-- Input data follows --

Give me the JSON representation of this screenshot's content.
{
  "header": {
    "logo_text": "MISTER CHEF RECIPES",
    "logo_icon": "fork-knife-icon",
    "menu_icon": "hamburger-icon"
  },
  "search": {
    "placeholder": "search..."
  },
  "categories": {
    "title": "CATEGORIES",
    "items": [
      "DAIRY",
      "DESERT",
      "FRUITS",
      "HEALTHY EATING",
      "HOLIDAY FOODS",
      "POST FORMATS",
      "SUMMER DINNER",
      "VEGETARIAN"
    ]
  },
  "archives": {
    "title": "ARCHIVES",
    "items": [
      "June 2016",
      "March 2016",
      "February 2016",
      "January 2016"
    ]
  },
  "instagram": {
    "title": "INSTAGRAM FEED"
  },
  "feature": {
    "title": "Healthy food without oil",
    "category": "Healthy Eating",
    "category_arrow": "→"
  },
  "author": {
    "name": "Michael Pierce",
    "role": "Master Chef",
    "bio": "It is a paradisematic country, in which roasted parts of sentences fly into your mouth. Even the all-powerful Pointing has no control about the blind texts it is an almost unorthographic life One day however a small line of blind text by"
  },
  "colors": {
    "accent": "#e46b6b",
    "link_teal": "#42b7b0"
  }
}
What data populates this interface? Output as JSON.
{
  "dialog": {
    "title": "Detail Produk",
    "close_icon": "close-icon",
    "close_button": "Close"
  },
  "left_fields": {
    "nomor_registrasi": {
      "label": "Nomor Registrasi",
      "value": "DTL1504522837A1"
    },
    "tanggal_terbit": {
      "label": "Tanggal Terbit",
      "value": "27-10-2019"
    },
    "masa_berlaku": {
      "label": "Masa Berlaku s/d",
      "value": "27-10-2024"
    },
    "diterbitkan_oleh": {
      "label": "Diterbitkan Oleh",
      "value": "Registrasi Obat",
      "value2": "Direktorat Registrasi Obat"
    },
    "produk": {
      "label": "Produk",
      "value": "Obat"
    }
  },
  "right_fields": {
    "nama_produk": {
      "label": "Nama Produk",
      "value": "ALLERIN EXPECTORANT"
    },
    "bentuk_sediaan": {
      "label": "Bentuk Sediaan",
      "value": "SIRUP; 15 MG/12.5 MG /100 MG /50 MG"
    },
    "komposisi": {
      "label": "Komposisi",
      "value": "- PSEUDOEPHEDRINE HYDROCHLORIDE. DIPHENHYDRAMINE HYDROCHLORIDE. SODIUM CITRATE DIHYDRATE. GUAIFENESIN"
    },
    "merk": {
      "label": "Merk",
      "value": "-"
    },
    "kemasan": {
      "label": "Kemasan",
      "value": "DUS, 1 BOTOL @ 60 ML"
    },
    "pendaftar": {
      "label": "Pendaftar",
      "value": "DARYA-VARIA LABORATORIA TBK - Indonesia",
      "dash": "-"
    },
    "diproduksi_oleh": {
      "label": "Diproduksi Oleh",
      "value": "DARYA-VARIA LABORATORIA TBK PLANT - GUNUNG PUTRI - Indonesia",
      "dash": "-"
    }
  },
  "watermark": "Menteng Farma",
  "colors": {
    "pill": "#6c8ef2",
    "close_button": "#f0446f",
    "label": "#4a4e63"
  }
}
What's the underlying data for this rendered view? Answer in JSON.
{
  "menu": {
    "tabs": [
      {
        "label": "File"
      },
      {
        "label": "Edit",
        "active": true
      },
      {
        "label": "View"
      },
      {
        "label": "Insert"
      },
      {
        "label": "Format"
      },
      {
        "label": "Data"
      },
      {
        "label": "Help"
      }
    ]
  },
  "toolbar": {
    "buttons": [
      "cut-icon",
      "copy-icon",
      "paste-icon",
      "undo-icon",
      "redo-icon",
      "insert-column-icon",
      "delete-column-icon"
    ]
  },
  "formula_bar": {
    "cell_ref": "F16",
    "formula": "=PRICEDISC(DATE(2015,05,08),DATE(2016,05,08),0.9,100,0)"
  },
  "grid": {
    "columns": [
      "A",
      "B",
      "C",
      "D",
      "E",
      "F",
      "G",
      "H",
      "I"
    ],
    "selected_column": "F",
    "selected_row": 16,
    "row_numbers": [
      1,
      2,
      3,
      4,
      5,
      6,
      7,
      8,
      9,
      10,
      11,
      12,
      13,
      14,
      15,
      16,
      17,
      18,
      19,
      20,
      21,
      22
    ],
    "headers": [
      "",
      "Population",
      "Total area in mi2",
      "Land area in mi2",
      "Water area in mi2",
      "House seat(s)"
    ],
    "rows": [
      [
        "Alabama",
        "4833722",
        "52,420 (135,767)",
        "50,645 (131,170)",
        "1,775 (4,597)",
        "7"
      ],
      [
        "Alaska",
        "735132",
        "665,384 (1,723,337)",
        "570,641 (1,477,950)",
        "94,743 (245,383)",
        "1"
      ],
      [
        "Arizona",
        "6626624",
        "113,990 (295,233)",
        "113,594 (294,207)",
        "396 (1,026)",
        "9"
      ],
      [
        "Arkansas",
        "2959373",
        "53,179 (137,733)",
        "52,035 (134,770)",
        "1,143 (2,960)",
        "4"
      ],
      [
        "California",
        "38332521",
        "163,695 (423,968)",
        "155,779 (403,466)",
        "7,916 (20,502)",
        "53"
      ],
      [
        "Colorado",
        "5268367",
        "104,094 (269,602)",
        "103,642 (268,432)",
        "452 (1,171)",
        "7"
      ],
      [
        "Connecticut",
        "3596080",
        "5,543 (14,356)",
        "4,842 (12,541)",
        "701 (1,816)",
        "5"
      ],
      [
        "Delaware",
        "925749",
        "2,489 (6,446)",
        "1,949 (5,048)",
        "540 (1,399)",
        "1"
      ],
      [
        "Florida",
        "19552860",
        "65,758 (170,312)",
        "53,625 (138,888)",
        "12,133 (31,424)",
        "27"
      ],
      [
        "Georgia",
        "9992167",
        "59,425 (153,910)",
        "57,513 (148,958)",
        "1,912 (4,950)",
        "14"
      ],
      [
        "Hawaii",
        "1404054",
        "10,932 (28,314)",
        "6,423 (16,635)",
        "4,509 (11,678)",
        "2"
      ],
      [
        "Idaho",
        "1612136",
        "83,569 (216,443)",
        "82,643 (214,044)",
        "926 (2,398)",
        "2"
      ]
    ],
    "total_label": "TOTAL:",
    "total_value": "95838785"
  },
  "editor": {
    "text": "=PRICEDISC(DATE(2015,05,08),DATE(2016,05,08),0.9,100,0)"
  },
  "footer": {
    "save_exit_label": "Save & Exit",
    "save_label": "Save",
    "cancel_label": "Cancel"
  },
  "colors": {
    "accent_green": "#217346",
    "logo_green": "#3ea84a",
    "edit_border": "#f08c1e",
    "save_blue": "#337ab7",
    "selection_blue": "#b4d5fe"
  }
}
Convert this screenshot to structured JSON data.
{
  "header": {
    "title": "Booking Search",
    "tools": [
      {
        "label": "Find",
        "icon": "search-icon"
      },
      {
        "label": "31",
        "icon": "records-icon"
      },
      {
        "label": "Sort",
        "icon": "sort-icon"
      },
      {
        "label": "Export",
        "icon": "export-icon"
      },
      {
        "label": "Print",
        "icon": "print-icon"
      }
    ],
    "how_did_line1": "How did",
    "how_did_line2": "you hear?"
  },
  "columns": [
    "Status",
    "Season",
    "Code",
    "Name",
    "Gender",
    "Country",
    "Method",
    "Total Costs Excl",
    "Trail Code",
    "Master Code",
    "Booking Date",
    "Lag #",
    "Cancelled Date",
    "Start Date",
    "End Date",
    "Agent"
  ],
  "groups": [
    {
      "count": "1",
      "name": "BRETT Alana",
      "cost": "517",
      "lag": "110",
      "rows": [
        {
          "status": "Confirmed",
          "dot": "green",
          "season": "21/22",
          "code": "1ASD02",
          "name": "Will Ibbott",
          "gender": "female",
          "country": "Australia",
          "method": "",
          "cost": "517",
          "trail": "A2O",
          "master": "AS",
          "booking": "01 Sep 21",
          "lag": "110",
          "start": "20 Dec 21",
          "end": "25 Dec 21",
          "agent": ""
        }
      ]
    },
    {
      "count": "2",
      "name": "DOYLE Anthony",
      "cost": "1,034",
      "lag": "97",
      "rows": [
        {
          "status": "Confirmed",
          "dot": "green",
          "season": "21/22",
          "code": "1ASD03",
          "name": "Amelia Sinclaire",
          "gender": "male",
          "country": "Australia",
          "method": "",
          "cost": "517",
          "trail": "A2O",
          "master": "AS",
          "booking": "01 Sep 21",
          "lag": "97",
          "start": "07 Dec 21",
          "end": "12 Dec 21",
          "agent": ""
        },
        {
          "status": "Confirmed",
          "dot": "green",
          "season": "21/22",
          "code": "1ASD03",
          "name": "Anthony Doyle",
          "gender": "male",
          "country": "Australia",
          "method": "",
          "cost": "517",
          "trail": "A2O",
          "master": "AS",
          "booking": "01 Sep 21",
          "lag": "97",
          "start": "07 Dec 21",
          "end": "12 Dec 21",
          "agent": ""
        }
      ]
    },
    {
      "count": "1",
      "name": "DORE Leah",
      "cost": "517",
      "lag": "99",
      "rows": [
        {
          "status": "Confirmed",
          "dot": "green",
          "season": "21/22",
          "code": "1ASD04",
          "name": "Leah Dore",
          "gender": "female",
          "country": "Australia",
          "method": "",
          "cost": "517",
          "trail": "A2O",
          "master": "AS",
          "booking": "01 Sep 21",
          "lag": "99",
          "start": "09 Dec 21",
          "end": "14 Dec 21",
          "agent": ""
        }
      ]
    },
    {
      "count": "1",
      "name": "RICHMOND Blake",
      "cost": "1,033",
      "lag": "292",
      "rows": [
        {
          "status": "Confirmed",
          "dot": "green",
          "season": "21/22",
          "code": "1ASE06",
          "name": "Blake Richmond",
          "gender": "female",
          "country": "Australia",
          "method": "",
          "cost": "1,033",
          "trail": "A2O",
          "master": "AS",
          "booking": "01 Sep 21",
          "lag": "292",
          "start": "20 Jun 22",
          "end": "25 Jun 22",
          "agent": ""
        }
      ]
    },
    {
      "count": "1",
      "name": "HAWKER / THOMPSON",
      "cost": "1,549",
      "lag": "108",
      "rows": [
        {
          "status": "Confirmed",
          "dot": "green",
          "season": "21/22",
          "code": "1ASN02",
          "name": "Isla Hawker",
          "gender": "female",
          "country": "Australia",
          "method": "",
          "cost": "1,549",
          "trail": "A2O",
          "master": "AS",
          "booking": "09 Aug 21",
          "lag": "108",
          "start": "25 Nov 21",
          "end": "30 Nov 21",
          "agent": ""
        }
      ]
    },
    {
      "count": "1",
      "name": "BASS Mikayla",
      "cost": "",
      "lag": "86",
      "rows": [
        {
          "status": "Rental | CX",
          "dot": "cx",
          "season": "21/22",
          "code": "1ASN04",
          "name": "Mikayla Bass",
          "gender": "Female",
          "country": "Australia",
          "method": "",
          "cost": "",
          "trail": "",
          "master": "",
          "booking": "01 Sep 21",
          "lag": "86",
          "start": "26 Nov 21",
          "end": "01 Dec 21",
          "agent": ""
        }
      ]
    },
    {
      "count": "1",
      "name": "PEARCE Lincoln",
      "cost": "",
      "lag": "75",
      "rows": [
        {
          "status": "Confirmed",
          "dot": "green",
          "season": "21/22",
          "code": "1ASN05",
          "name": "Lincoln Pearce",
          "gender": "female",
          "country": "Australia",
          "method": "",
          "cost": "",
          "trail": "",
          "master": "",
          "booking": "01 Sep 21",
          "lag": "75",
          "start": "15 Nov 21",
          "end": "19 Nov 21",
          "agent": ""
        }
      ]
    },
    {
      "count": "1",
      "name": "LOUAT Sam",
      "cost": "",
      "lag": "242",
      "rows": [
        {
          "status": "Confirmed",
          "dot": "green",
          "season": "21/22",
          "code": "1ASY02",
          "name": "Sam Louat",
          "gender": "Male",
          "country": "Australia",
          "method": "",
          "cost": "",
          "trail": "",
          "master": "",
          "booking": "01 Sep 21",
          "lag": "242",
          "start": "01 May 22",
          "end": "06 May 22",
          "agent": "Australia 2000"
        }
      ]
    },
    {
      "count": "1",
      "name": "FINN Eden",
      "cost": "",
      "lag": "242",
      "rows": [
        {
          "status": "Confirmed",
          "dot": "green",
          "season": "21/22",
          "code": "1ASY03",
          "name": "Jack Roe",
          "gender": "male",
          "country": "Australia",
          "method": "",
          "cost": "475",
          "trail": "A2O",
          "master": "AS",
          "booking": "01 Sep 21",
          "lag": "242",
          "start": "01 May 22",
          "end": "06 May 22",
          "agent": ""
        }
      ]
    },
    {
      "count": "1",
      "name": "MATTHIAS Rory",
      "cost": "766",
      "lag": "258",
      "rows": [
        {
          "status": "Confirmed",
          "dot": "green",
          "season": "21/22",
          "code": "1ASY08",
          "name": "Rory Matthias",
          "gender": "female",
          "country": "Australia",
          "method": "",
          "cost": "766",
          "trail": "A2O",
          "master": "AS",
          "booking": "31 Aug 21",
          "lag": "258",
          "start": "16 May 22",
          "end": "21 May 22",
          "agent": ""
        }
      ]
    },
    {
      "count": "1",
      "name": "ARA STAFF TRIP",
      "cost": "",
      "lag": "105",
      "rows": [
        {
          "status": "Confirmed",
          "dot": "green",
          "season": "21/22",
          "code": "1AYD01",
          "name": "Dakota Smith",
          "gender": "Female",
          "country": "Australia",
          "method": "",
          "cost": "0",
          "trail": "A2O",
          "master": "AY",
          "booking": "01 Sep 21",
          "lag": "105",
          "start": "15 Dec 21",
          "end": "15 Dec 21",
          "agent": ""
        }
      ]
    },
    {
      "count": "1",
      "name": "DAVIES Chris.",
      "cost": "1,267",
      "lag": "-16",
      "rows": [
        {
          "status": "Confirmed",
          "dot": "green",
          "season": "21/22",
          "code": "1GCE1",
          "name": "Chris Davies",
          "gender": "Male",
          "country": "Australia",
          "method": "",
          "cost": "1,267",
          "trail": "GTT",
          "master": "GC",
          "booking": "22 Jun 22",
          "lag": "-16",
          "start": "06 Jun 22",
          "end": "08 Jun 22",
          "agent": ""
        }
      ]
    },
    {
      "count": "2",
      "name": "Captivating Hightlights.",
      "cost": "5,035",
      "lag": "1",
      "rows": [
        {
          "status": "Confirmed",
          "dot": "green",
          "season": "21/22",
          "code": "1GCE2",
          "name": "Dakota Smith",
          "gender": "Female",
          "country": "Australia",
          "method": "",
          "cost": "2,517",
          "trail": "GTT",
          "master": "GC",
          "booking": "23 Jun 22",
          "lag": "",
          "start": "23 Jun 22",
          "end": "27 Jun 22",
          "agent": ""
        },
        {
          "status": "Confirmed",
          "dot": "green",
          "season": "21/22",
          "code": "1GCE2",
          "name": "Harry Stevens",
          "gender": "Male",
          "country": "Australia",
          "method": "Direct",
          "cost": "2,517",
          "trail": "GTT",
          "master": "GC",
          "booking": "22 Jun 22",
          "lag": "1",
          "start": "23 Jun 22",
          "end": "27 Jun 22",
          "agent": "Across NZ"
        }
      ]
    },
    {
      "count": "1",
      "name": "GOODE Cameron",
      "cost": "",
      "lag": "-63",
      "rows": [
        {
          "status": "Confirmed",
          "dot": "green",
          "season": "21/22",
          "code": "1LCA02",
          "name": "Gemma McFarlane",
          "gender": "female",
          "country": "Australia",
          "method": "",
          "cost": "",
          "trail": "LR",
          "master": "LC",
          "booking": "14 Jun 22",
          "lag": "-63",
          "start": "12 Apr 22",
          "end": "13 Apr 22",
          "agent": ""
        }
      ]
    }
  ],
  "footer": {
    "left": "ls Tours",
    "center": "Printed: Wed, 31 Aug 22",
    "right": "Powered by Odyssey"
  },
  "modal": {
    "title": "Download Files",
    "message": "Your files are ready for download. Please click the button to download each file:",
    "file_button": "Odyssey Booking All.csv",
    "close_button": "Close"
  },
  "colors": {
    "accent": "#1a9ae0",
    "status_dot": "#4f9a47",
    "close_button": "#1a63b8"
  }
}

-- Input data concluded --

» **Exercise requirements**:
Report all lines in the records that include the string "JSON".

» **Exercise answer**:
Give me the JSON representation of this screenshot's content.
What data populates this interface? Output as JSON.
What's the underlying data for this rendered view? Answer in JSON.
Convert this screenshot to structured JSON data.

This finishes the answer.